How to take care of your sensitive leak detection equipment
Handle with care
Drain inspection and leak detection equipment have found a place on many plumbing contractors’ trucks. Like some other precision gear in the trade’s tool box, this equipment represents a hefty investment. If you want it to last, you have to take care of it.
This month Reeves Journal talked with some of the folks who work with audio and video detection equipment about the care and feeding of these diagnostic tools. This equipment requires maintenance, care and proper use. “Handle with Care” may be the right cautionary signage. “Operate with Care” might be even better.
Having a maintenance routine is important. It keeps the equipment smelling nice and if you have to have it in the back of your truck you’d want to wipe it down so that your work truck doesn’t smell like a sewer. You want to clean the dirt off thoroughly, because if it gets in between the different parts, connections, couplers, or things like that, it can cause damage to the equipment.
Manufacturers of these inspection devices report a direct relationship between how equipment is operated on the job and how long it lasts in the field. They believe in modeling proper use of the equipment so it is less likely to break. For example, take video equipment for inspecting drains. When this kind of equipment comes in for repair, typically the problem is that the operator simply hasn’t followed protocol. Usually, it needs repair because the user bashed the camera into something in the pipe because he wasn’t watching.
So rule No. 1 in handling video pipe inspection equipment is: operate the equipment according to best practice instructions. Remember it is a camera system, not a battering ram. After you buy the gear and store it on your truck, the most important thing is, when you take it out to use it, use it the same way every time. Follow the instructions. Watch where you’re going. Be slow, be patient, be careful. Push down gently in short, quick strokes to get around bends instead of jamming it in, using it to push obstructions down the line.
Sometimes you have to maneuver this gear around bends; push rods have some springiness.
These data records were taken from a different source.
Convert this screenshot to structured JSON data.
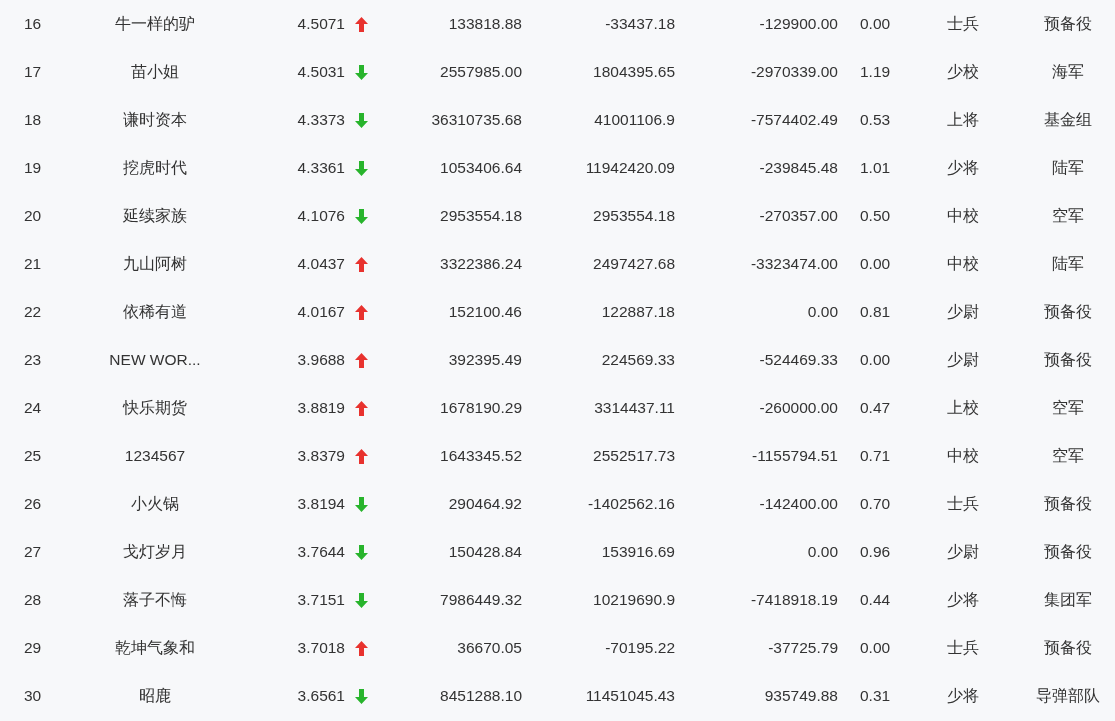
{
  "table": {
    "rows": [
      {
        "column_1": "16",
        "column_2": "牛一样的驴",
        "column_3": "4.5071",
        "rising": true,
        "column_4": "133818.88",
        "column_5": "-33437.18",
        "column_6": "-129900.00",
        "column_7": "0.00",
        "column_8": "士兵",
        "column_9": "预备役"
      },
      {
        "column_1": "17",
        "column_2": "苗小姐",
        "column_3": "4.5031",
        "rising": false,
        "column_4": "2557985.00",
        "column_5": "1804395.65",
        "column_6": "-2970339.00",
        "column_7": "1.19",
        "column_8": "少校",
        "column_9": "海军"
      },
      {
        "column_1": "18",
        "column_2": "谦时资本",
        "column_3": "4.3373",
        "rising": false,
        "column_4": "36310735.68",
        "column_5": "41001106.9",
        "column_6": "-7574402.49",
        "column_7": "0.53",
        "column_8": "上将",
        "column_9": "基金组"
      },
      {
        "column_1": "19",
        "column_2": "挖虎时代",
        "column_3": "4.3361",
        "rising": false,
        "column_4": "1053406.64",
        "column_5": "11942420.09",
        "column_6": "-239845.48",
        "column_7": "1.01",
        "column_8": "少将",
        "column_9": "陆军"
      },
      {
        "column_1": "20",
        "column_2": "延续家族",
        "column_3": "4.1076",
        "rising": false,
        "column_4": "2953554.18",
        "column_5": "2953554.18",
        "column_6": "-270357.00",
        "column_7": "0.50",
        "column_8": "中校",
        "column_9": "空军"
      },
      {
        "column_1": "21",
        "column_2": "九山阿树",
        "column_3": "4.0437",
        "rising": true,
        "column_4": "3322386.24",
        "column_5": "2497427.68",
        "column_6": "-3323474.00",
        "column_7": "0.00",
        "column_8": "中校",
        "column_9": "陆军"
      },
      {
        "column_1": "22",
        "column_2": "依稀有道",
        "column_3": "4.0167",
        "rising": true,
        "column_4": "152100.46",
        "column_5": "122887.18",
        "column_6": "0.00",
        "column_7": "0.81",
        "column_8": "少尉",
        "column_9": "预备役"
      },
      {
        "column_1": "23",
        "column_2": "NEW WOR...",
        "column_3": "3.9688",
        "rising": true,
        "column_4": "392395.49",
        "column_5": "224569.33",
        "column_6": "-524469.33",
        "column_7": "0.00",
        "column_8": "少尉",
        "column_9": "预备役"
      },
      {
        "column_1": "24",
        "column_2": "快乐期货",
        "column_3": "3.8819",
        "rising": true,
        "column_4": "1678190.29",
        "column_5": "3314437.11",
        "column_6": "-260000.00",
        "column_7": "0.47",
        "column_8": "上校",
        "column_9": "空军"
      },
      {
        "column_1": "25",
        "column_2": "1234567",
        "column_3": "3.8379",
        "rising": true,
        "column_4": "1643345.52",
        "column_5": "2552517.73",
        "column_6": "-1155794.51",
        "column_7": "0.71",
        "column_8": "中校",
        "column_9": "空军"
      },
      {
        "column_1": "26",
        "column_2": "小火锅",
        "column_3": "3.8194",
        "rising": false,
        "column_4": "290464.92",
        "column_5": "-1402562.16",
        "column_6": "-142400.00",
        "column_7": "0.70",
        "column_8": "士兵",
        "column_9": "预备役"
      },
      {
        "column_1": "27",
        "column_2": "戈灯岁月",
        "column_3": "3.7644",
        "rising": false,
        "column_4": "150428.84",
        "column_5": "153916.69",
        "column_6": "0.00",
        "column_7": "0.96",
        "column_8": "少尉",
        "column_9": "预备役"
      },
      {
        "column_1": "28",
        "column_2": "落子不悔",
        "column_3": "3.7151",
        "rising": false,
        "column_4": "7986449.32",
        "column_5": "10219690.9",
        "column_6": "-7418918.19",
        "column_7": "0.44",
        "column_8": "少将",
        "column_9": "集团军"
      },
      {
        "column_1": "29",
        "column_2": "乾坤气象和",
        "column_3": "3.7018",
        "rising": true,
        "column_4": "36670.05",
        "column_5": "-70195.22",
        "column_6": "-37725.79",
        "column_7": "0.00",
        "column_8": "士兵",
        "column_9": "预备役"
      },
      {
        "column_1": "30",
        "column_2": "昭鹿",
        "column_3": "3.6561",
        "rising": false,
        "column_4": "8451288.10",
        "column_5": "11451045.43",
        "column_6": "935749.88",
        "column_7": "0.31",
        "column_8": "少将",
        "column_9": "导弹部队"
      }
    ]
  }
}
The people who never break these systems use controlled motions and are always watching the screen. The pros advise to always have one eye on the monitor screen to make sure that you are not actually fast approaching something that is blocking the pipe. Let’s say there is a broken pipe, or a large object wedged in the line, you don’t want to run into those at full speed and break the camera, leading to a large repair bill or not inexpensive replacement costs.
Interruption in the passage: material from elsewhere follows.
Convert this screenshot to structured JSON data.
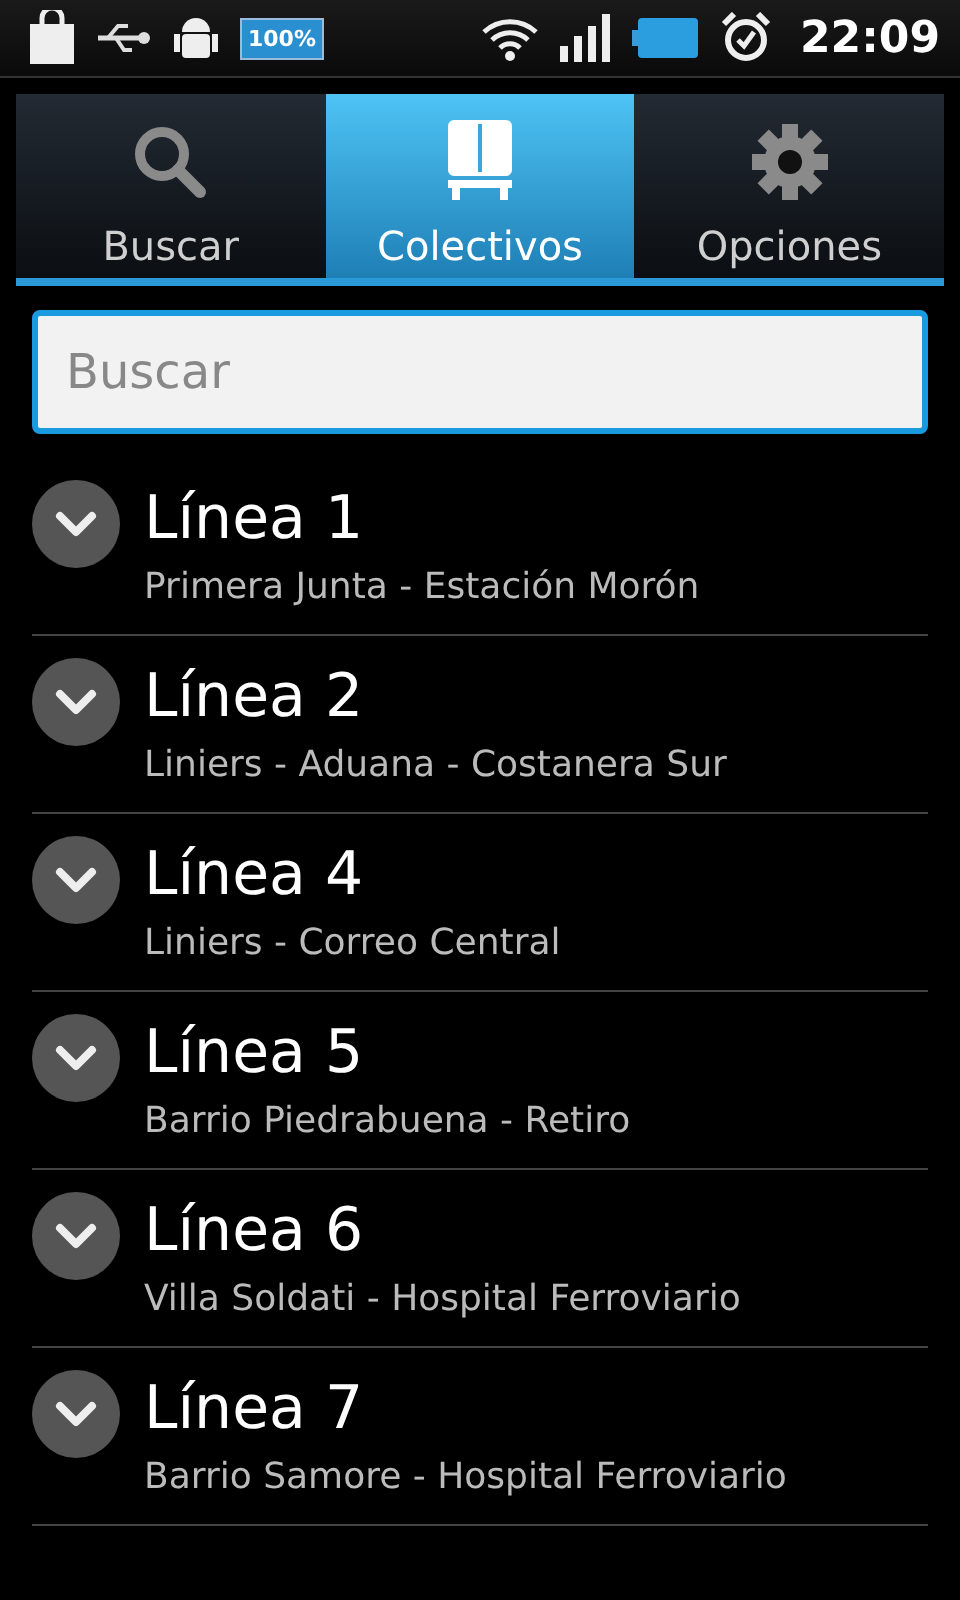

Remember this is drain or pipe inspection, not drain or pipe cleaning. You’re not eliminating a problem; you are examining the line to determine why there is a clog, water backup or leak. Sometimes you do put a camera down a line filled with water to determine what the problem is, but that scenario is anything but ideal, inspection experts say. Obviously, sometimes the line can’t be cleared until the issue is revealed, but more often, you need to clear the line, then locate the problem and/or demonstrate that the issue’s been resolved.
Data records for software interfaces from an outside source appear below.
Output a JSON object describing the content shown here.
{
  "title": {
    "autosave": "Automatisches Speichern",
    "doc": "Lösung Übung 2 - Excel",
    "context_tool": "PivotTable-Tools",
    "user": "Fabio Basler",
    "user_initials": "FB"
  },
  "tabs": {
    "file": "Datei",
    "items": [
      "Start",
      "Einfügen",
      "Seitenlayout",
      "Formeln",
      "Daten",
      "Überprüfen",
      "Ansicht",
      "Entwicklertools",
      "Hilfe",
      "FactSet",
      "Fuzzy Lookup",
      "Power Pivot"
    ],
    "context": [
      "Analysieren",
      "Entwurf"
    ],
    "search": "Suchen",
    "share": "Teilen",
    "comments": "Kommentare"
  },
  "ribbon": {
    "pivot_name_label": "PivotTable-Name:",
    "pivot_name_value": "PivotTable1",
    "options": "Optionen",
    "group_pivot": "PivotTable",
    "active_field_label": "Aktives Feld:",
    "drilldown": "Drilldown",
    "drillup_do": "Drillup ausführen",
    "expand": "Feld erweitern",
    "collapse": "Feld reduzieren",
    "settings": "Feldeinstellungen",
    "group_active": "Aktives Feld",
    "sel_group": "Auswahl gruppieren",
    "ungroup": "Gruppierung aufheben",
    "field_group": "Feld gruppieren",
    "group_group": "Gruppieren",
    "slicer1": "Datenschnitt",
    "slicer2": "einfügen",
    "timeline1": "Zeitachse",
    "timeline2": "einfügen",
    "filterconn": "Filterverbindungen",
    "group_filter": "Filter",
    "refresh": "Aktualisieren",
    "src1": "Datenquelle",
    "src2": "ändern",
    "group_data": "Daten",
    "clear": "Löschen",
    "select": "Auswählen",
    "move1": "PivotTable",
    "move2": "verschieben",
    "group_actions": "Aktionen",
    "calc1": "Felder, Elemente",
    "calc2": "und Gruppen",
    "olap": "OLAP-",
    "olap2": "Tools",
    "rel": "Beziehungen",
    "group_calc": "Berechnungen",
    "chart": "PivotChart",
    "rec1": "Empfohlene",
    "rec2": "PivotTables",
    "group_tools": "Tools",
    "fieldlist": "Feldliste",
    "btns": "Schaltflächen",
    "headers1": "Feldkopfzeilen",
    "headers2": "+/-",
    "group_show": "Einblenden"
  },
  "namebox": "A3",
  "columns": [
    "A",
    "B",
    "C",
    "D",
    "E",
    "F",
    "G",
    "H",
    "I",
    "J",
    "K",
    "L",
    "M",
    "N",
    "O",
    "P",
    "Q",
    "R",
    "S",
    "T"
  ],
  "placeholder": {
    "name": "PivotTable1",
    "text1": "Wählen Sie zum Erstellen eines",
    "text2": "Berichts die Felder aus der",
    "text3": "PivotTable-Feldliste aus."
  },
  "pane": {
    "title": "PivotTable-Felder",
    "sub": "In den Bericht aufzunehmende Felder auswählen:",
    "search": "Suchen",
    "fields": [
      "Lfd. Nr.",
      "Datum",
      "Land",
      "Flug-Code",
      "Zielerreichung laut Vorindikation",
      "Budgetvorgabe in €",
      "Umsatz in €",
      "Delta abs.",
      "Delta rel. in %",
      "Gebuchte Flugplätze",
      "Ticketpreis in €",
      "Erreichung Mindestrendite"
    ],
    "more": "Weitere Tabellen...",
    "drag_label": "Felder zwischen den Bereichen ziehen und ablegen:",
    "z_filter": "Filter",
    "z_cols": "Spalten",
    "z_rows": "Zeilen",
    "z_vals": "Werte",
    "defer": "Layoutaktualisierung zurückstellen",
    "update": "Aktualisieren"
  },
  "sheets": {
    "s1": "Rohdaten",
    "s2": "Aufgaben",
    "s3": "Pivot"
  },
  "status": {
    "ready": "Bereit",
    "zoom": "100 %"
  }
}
Just for their own well-being users should think about disinfection because they are putting the camera and cables down a sewer, and we know what goes down a sewer. There’s a sanitary issue there if you are going to have the next workman or a tech actually work on the unit. Often, what techs will do is wash it down with a disinfectant solution or Clorox wipes, rinsing that push rod that they have to touch because it’s been down a sewer. Some techs regularly lubricate the cable as well. It may not extend the life of the unit, but it can provide a little peace of mind.
A safe place required
There are obviously different considerations for inspection equipment that goes into sewer pipe than leak detection equipment that doesn’t. This audio equipment consists of transmitter, amplifier and headphones, and a wand or probe that is inserted into different materials from carpet to grass to solid and gravel. It’s good practice to wipe down a unit after each use if it comes into contract with dust, dirt or debris. The chief maintenance concern with this audio equipment is safe and secure storage.
The most important thing with leak locators is having a place for it on the truck where it is not going to fall, go airborne, or be in the path of flying objects. It’s an old industry adage: Show me a plumber’s truck and I’ll tell you how long the equipment is going to last. A well-stocked and well-organized truck is more likely to have a secure spot for this equipment and considering the investment cost, it might be a good idea to give it some special attention. This also applies to drain inspection gear. Even if it is tucked into a case, there should still be a designated spot where it is kept out of harm’s way.
Another note from the manufacturers’ side: How well the equipment is cared for and/or how poorly it is used seems to be in direct relation to whose equipment it is. Someone who doesn’t own the equipment — who is renting it or using it as an employee of the company that owns the trucks and equipment — may not take the same level of care with it. This leads back to training everyone on this equipment, how to use it, how to handle it, how to store it on the truck, and occasionally doing a refresher or making sure each new employee gets full hands-on training.